### GIVEN DATA
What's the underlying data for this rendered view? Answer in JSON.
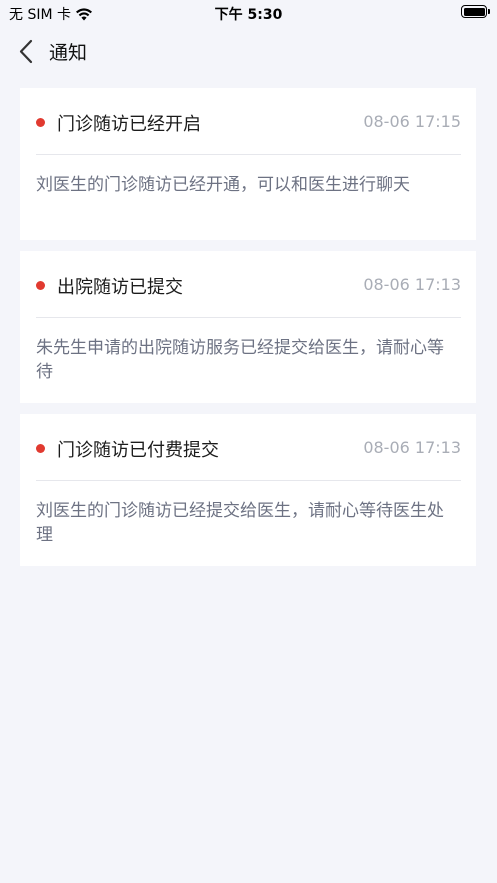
{
  "status_bar": {
    "carrier": "无 SIM 卡",
    "time": "下午 5:30"
  },
  "nav": {
    "title": "通知"
  },
  "notifications": [
    {
      "title": "门诊随访已经开启",
      "time": "08-06 17:15",
      "body": "刘医生的门诊随访已经开通，可以和医生进行聊天"
    },
    {
      "title": "出院随访已提交",
      "time": "08-06 17:13",
      "body": "朱先生申请的出院随访服务已经提交给医生，请耐心等待"
    },
    {
      "title": "门诊随访已付费提交",
      "time": "08-06 17:13",
      "body": "刘医生的门诊随访已经提交给医生，请耐心等待医生处理"
    }
  ],
  "colors": {
    "unread_dot": "#e13a30",
    "background": "#f4f5fa",
    "time_text": "#a9adb6",
    "body_text": "#6d7283"
  }
}
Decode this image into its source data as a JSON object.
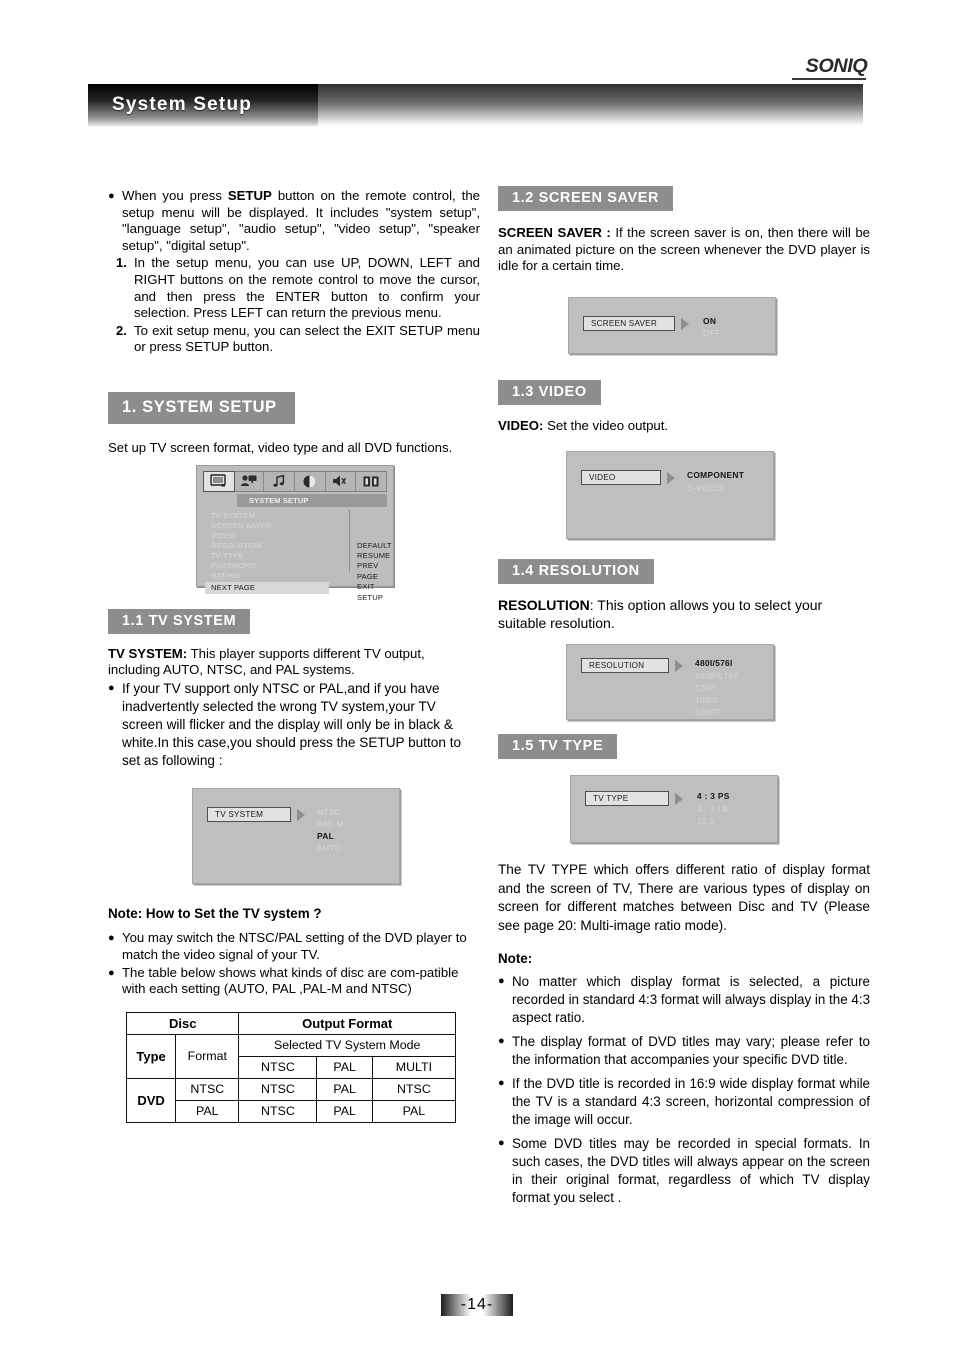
{
  "brand": {
    "logo_text": "SONIQ"
  },
  "header": {
    "title": "System Setup"
  },
  "footer": {
    "page_number": "-14-"
  },
  "left_column": {
    "intro_bullet": "When you press SETUP button on the remote control, the setup menu will be displayed. It includes \"system setup\", \"language setup\", \"audio setup\", \"video setup\", \"speaker setup\", \"digital setup\".",
    "intro_bullet_bold_word": "SETUP",
    "step1_number": "1",
    "step1_text": "In the setup menu, you can use UP, DOWN, LEFT and RIGHT buttons on the remote control to move the cursor, and then press the ENTER button to confirm your selection. Press LEFT can return the previous menu.",
    "step2_number": "2",
    "step2_text": "To exit setup menu, you can select the EXIT SETUP menu or press SETUP button.",
    "section1_heading": "1. SYSTEM SETUP",
    "section1_desc": "Set up TV screen format, video type and all DVD functions.",
    "osd_main": {
      "subtitle": "SYSTEM SETUP",
      "icons": [
        {
          "name": "tv-monitor-icon",
          "selected": true
        },
        {
          "name": "language-person-icon",
          "selected": false
        },
        {
          "name": "audio-note-icon",
          "selected": false
        },
        {
          "name": "video-circle-icon",
          "selected": false
        },
        {
          "name": "speaker-icon",
          "selected": false
        },
        {
          "name": "digital-bars-icon",
          "selected": false
        }
      ],
      "menu_items": [
        {
          "label": "TV SYSTEM",
          "highlighted": false
        },
        {
          "label": "SCREEN SAVER",
          "highlighted": false
        },
        {
          "label": "VIDEO",
          "highlighted": false
        },
        {
          "label": "RESOLUTION",
          "highlighted": false
        },
        {
          "label": "TV TYPE",
          "highlighted": false
        },
        {
          "label": "PASSWORD",
          "highlighted": false
        },
        {
          "label": "RATING",
          "highlighted": false
        },
        {
          "label": "NEXT PAGE",
          "highlighted": true
        }
      ],
      "right_items": [
        "DEFAULT",
        "RESUME",
        "PREV PAGE",
        "EXIT SETUP"
      ]
    },
    "section11_heading": "1.1  TV SYSTEM",
    "tv_system_label": "TV SYSTEM:",
    "tv_system_desc": " This player supports different TV output, including AUTO,  NTSC,  and PAL systems.",
    "tv_system_bullet": "If your TV support only NTSC or PAL,and if you have inadvertently selected the wrong TV system,your TV screen will flicker and the display will only be in black & white.In this case,you should press the SETUP button to set as following :",
    "osd_tv_system": {
      "label": "TV SYSTEM",
      "options": [
        {
          "label": "NTSC",
          "selected": false
        },
        {
          "label": "PAL-M",
          "selected": false
        },
        {
          "label": "PAL",
          "selected": true
        },
        {
          "label": "AUTO",
          "selected": false
        }
      ]
    },
    "note_heading": "Note: How to Set the TV system ?",
    "note_bullets": [
      "You may switch the NTSC/PAL setting of the DVD player to match the  video  signal of  your TV.",
      "The table below shows what kinds of disc are com-patible with each setting (AUTO, PAL ,PAL-M and NTSC)"
    ],
    "table": {
      "col_disc": "Disc",
      "col_output": "Output Format",
      "row_type": "Type",
      "row_format": "Format",
      "selected_mode": "Selected TV System Mode",
      "modes": [
        "NTSC",
        "PAL",
        "MULTI"
      ],
      "rows": [
        {
          "type": "DVD",
          "format": "NTSC",
          "values": [
            "NTSC",
            "PAL",
            "NTSC"
          ]
        },
        {
          "type": "",
          "format": "PAL",
          "values": [
            "NTSC",
            "PAL",
            "PAL"
          ]
        }
      ]
    }
  },
  "right_column": {
    "section12_heading": "1.2  SCREEN SAVER",
    "screen_saver_label": "SCREEN SAVER :",
    "screen_saver_desc": " If the screen saver is on, then there will be an animated picture on the screen whenever the DVD player is idle for a certain time.",
    "osd_screen_saver": {
      "label": "SCREEN SAVER",
      "options": [
        {
          "label": "ON",
          "selected": true
        },
        {
          "label": "OFF",
          "selected": false
        }
      ]
    },
    "section13_heading": "1.3  VIDEO",
    "video_label": "VIDEO:",
    "video_desc": " Set   the video output.",
    "osd_video": {
      "label": "VIDEO",
      "options": [
        {
          "label": "COMPONENT",
          "selected": true
        },
        {
          "label": "S-VIDEO",
          "selected": false
        }
      ]
    },
    "section14_heading": "1.4 RESOLUTION",
    "resolution_label": "RESOLUTION",
    "resolution_desc": ": This option allows you to select your suitable resolution.",
    "osd_resolution": {
      "label": "RESOLUTION",
      "options": [
        {
          "label": "480I/576I",
          "selected": true
        },
        {
          "label": "480P/576P",
          "selected": false
        },
        {
          "label": "720P",
          "selected": false
        },
        {
          "label": "1080I",
          "selected": false
        },
        {
          "label": "1080P",
          "selected": false
        }
      ]
    },
    "section15_heading": "1.5  TV TYPE",
    "osd_tv_type": {
      "label": "TV TYPE",
      "options": [
        {
          "label": "4 : 3 PS",
          "selected": true
        },
        {
          "label": "4 : 3 LB",
          "selected": false
        },
        {
          "label": "16:9",
          "selected": false
        }
      ]
    },
    "tv_type_desc": "The TV  TYPE  which  offers different ratio of display format and the screen of TV,  There are various types of  display  on  screen  for  different matches between Disc and TV (Please see page 20: Multi-image ratio mode).",
    "note_heading": "Note:",
    "note_bullets": [
      "No matter which display format is selected, a picture recorded in standard 4:3 format will always display in the 4:3 aspect ratio.",
      "The display format of DVD titles may vary; please refer to the information that accompanies your specific DVD title.",
      "If the DVD  title is recorded  in 16:9  wide  display format while the TV is a standard 4:3 screen, horizontal compression of the image will occur.",
      "Some DVD titles may be recorded in special formats. In such cases, the DVD titles will always appear on the screen in their original format, regardless of which TV display format you select ."
    ]
  },
  "colors": {
    "section_bar": "#8d8d8d",
    "osd_background": "#bfbfbf",
    "osd_selected_text": "#161616",
    "osd_dim_text": "#d6d6d6"
  }
}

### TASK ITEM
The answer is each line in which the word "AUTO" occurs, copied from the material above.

### EXERCISE ANSWER
    "tv_system_desc": " This player supports different TV output, including AUTO,  NTSC,  and PAL systems.",
          "label": "AUTO",
      "The table below shows what kinds of disc are com-patible with each setting (AUTO, PAL ,PAL-M and NTSC)"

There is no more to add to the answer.